EXERCISE REQUIREMENTS:
Report all lines of the data below that hold the word "this".

Dataset rows describing interfaces:
########################################

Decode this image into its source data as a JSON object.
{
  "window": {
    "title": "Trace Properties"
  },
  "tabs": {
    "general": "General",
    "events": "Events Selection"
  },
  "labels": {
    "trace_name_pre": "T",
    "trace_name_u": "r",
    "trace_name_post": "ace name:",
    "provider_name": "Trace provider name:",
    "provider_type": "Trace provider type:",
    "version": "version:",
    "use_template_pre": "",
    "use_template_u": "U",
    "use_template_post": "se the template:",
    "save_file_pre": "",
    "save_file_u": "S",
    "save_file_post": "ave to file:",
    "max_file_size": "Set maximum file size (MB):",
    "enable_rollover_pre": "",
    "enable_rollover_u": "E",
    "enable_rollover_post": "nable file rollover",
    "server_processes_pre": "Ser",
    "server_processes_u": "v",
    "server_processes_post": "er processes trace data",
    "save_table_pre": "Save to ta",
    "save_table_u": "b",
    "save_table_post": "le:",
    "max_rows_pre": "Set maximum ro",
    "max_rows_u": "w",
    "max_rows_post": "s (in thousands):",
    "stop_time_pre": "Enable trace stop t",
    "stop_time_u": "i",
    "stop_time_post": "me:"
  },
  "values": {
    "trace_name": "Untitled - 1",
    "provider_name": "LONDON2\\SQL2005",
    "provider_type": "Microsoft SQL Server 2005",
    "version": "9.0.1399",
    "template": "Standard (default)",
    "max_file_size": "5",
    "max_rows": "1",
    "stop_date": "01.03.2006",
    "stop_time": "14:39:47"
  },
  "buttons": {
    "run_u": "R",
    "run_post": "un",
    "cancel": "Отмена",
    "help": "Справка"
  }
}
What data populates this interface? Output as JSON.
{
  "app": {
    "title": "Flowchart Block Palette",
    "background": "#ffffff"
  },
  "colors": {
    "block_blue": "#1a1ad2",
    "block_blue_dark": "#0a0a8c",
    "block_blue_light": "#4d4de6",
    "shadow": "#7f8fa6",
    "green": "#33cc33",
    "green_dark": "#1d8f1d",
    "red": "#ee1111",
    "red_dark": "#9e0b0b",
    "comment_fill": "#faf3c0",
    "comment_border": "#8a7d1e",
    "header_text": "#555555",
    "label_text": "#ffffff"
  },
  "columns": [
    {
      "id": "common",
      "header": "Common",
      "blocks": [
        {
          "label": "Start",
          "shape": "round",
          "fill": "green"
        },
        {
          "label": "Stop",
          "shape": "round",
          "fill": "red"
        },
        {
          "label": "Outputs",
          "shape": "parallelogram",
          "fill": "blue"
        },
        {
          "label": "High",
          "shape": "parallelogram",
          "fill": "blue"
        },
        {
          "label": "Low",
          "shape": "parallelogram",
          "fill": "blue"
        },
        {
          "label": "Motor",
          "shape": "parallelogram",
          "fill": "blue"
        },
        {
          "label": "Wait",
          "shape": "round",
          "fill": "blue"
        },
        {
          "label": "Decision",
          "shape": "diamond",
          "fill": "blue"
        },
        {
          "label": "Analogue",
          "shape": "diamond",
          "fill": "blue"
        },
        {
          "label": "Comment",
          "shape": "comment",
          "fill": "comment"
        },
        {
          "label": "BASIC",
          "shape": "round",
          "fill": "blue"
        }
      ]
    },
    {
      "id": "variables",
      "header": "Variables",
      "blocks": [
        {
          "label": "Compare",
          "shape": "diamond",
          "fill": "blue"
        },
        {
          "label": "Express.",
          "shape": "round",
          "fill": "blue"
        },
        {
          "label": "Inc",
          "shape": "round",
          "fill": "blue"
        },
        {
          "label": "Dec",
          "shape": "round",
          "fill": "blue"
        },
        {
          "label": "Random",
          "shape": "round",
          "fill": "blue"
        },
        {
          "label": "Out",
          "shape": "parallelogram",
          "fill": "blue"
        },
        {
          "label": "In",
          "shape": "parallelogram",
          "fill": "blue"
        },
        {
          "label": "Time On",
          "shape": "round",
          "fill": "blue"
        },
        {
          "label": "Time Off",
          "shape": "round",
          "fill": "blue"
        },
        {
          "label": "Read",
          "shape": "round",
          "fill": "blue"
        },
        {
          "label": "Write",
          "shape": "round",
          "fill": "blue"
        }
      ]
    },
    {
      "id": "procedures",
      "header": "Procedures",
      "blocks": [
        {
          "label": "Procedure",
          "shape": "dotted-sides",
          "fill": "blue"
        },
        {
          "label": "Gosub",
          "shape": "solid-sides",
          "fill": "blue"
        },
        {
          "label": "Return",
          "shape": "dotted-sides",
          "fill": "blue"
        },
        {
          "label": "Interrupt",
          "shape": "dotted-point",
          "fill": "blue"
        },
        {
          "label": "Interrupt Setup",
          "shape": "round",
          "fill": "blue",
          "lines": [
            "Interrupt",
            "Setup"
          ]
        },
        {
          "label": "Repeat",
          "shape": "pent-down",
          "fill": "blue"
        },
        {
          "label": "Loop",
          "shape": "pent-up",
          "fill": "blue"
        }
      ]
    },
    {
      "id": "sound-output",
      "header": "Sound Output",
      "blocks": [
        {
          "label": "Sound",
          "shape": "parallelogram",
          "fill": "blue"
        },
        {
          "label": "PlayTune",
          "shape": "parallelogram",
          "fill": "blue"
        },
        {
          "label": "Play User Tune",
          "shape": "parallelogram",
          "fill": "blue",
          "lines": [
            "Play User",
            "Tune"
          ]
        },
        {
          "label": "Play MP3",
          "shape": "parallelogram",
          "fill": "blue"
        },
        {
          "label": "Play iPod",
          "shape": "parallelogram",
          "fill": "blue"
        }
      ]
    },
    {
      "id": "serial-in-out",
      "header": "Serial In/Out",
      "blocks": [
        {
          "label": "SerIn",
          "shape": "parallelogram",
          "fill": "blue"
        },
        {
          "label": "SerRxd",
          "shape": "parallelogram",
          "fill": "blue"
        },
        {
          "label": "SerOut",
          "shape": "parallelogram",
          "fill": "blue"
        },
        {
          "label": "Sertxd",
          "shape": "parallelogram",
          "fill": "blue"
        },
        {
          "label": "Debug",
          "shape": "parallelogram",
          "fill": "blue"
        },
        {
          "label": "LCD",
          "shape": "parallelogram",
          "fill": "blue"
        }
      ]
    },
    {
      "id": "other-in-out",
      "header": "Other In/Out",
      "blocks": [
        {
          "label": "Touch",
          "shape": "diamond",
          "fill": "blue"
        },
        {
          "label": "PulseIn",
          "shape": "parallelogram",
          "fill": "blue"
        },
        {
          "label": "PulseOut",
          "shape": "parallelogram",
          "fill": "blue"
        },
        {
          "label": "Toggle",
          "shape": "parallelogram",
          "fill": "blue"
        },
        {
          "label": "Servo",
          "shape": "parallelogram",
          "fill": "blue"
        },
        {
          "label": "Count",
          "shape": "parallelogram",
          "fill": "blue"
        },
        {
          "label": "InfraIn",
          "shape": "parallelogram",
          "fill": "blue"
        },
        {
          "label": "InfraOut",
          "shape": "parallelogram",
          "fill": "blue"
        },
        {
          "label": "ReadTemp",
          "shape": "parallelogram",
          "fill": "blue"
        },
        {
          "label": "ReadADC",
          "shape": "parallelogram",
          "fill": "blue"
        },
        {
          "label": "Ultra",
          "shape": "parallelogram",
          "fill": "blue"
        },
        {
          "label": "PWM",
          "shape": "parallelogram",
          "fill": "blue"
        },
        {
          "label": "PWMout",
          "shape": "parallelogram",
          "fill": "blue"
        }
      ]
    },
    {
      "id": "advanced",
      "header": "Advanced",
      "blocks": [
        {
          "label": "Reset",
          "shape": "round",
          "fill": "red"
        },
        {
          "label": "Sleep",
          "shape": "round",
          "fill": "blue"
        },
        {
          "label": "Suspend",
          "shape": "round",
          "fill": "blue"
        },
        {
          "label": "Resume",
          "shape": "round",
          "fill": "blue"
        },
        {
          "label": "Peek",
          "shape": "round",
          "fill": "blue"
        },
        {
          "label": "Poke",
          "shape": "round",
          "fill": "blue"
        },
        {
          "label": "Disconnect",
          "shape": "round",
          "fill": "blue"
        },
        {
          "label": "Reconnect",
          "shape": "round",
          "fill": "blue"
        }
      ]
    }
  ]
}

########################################

RESPONSE:
Decode this image into its source data as a JSON object.
What data populates this interface? Output as JSON.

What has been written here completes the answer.